All too often, companies focus so much attention on a website’s design that their messaging strategy and content suffer. Don’t get me wrong, it’s important for a site to have great design. But if it’s all style and no substance, all you’re left with is a pretty site. And that’s just not enough to make the sale. Continue reading
In recent years there’s been an explosion of online marketing tools, virtual assistants, and other low-cost marketing options. They all claim to make marketing easier, either by doing it for you or making it easy to manage yourself.
These “do-it-yourself” or “do it cheap” resources regularly wreak havoc on organizations that don’t have the time or skills to do marketing work internally. It’s bad enough when marketing doesn’t get done as a result, but even worse when it gets done wrong. Either way, it’s expensive and time-consuming to fix. Continue reading
In the last few months, two very different clients of mine discovered unexpected and game-changing insights about their target markets. In both cases, we’ve been working on updates to their visual identity and positioning strategies, and some of the changes we’re contemplating are dramatically different from what they’ve done in the past.
This could be scary, but both client teams are feeling confident about the decisions we’re making because we’re not changing direction blindly. Instead, we’re making conscious shifts in direct response to information obtained from surveys of their best customers and prospects.
The surveys revealed that much of what we thought we knew about our customers was correct. But we also got some very surprising information that uncovered customer needs and desires our current marketing plan wasn’t taking into account.

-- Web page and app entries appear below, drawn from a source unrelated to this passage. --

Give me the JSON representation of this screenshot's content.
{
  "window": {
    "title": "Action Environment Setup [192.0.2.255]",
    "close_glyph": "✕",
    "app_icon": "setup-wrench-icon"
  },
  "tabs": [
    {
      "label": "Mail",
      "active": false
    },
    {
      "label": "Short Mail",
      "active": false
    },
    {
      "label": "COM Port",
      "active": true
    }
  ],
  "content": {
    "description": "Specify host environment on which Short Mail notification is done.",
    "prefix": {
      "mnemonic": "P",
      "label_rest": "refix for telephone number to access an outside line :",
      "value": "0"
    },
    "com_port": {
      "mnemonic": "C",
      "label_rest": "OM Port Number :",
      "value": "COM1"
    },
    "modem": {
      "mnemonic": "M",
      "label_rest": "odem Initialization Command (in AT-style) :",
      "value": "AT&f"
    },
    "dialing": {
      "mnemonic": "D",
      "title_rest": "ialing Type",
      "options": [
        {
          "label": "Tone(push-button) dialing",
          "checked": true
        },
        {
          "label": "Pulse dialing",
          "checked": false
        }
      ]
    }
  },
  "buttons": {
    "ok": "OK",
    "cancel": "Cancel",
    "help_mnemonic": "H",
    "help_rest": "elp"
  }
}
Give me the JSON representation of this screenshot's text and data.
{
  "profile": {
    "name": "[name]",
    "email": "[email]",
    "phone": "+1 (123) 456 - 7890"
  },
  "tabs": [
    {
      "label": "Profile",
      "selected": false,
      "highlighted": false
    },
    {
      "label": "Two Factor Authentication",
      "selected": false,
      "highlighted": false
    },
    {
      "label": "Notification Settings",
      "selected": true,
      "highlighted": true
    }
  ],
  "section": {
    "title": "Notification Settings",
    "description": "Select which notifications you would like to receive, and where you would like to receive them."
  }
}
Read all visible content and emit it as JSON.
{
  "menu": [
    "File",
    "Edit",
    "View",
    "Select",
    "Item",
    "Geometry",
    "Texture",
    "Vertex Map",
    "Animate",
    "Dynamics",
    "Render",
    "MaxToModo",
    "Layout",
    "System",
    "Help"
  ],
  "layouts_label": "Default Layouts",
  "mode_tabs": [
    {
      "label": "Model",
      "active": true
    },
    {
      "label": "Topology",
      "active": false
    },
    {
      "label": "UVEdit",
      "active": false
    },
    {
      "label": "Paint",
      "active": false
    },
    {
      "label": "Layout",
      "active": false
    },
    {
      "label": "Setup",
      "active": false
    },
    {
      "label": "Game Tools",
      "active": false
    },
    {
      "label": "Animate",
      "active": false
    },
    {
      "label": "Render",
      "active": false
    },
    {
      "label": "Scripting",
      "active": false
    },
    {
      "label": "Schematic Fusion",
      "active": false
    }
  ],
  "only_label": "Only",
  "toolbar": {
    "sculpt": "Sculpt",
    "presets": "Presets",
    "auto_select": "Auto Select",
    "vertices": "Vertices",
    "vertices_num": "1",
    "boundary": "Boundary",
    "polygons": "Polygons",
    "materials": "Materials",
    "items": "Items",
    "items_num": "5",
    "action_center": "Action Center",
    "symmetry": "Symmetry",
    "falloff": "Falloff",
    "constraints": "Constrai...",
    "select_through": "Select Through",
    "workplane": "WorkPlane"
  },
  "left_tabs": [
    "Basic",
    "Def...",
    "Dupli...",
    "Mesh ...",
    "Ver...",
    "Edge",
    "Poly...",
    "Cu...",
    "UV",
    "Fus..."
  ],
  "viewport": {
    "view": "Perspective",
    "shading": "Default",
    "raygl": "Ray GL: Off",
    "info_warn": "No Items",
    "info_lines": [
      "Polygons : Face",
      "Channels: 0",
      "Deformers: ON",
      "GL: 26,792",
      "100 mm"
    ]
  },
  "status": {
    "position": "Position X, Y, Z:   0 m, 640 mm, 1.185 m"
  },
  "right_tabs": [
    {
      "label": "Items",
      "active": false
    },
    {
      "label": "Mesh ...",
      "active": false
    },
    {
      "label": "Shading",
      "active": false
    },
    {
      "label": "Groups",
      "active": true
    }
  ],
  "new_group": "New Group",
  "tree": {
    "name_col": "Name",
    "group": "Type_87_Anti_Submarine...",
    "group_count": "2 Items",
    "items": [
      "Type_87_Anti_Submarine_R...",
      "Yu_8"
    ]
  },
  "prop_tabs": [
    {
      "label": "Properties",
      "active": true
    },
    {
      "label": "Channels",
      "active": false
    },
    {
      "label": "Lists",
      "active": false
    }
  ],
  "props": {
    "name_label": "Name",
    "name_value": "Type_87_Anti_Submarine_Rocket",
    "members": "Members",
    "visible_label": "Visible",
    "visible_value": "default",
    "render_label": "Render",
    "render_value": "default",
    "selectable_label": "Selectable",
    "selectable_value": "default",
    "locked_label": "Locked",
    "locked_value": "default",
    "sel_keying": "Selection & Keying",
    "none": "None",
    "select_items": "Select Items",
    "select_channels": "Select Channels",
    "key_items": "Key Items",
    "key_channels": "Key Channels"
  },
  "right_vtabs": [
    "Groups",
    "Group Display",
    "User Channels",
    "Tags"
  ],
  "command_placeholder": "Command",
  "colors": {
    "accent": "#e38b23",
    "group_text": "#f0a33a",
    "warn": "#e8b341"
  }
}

We found that many of our assumptions didn’t match the reality of how we were perceived by our customer base. In some cases, the survey data even identified organizational issues that needed to be addressed.
Both clients had the same reaction. They realized right away that the unexpected information made the entire survey process worthwhile. In response, we were able to re-orient our new positioning and identity changes to take advantage of the opportunities that were revealed.
Many business owners think branding is little more than a logo design, or at most a style guide. As a result, they’re often surprised to discover how involved a process branding really is.
This confusion is understandable because the term “branding” gets tossed around a lot, to the point many people who offer it as a service can’t really describe what they’re doing. That’s a problem if you want to know exactly what you’re paying for—or why you should even consider doing it in the first place.
so what is branding, and why is it important?
It’s easy to recognize a great company story when you see it. It “grabs” you, inspires you, and—most important from a business perspective—encourages you to support the storyteller.
This kind of storytelling is what makes great branding work. Yet strangely, it’s the most commonly misunderstood component of the process. A brand is not a logo or a tagline (though those are visual manifestations of a brand). A brand is the position a company, organization, or even an individual occupies in the mind of the consumer, and the qualities and attributes that are associated with it—whether they’re real or perceived.
storytelling in action
Growing up, my only association with the word “Shinola” came from one of my granny’s favorite sayings. It’s one that originated during WWII, and referred to an old, old brand name for a dark brown shoe polish that apparently had an uncanny resemblance to something else entirely.
About a year ago, however, I had my first exposure to a new Shinola when I saw an ad in a magazine showing a beautiful, old-school-looking watch. It had a retro face with a tiny lightening bolt icon that suggested some forgotten piece of equipment I might have happened upon in my grandfather’s garage, wonderful typography for the brand name, the mysterious “Argonite” movement, and the word “Detroit.” And it was clear that lovely strap was real leather.
I wasn’t in the market for a watch, but I was intrigued enough to find out more. I went to the website for the new Shinola and read every word, starting with “Our Story.” And I fell in love. Continue reading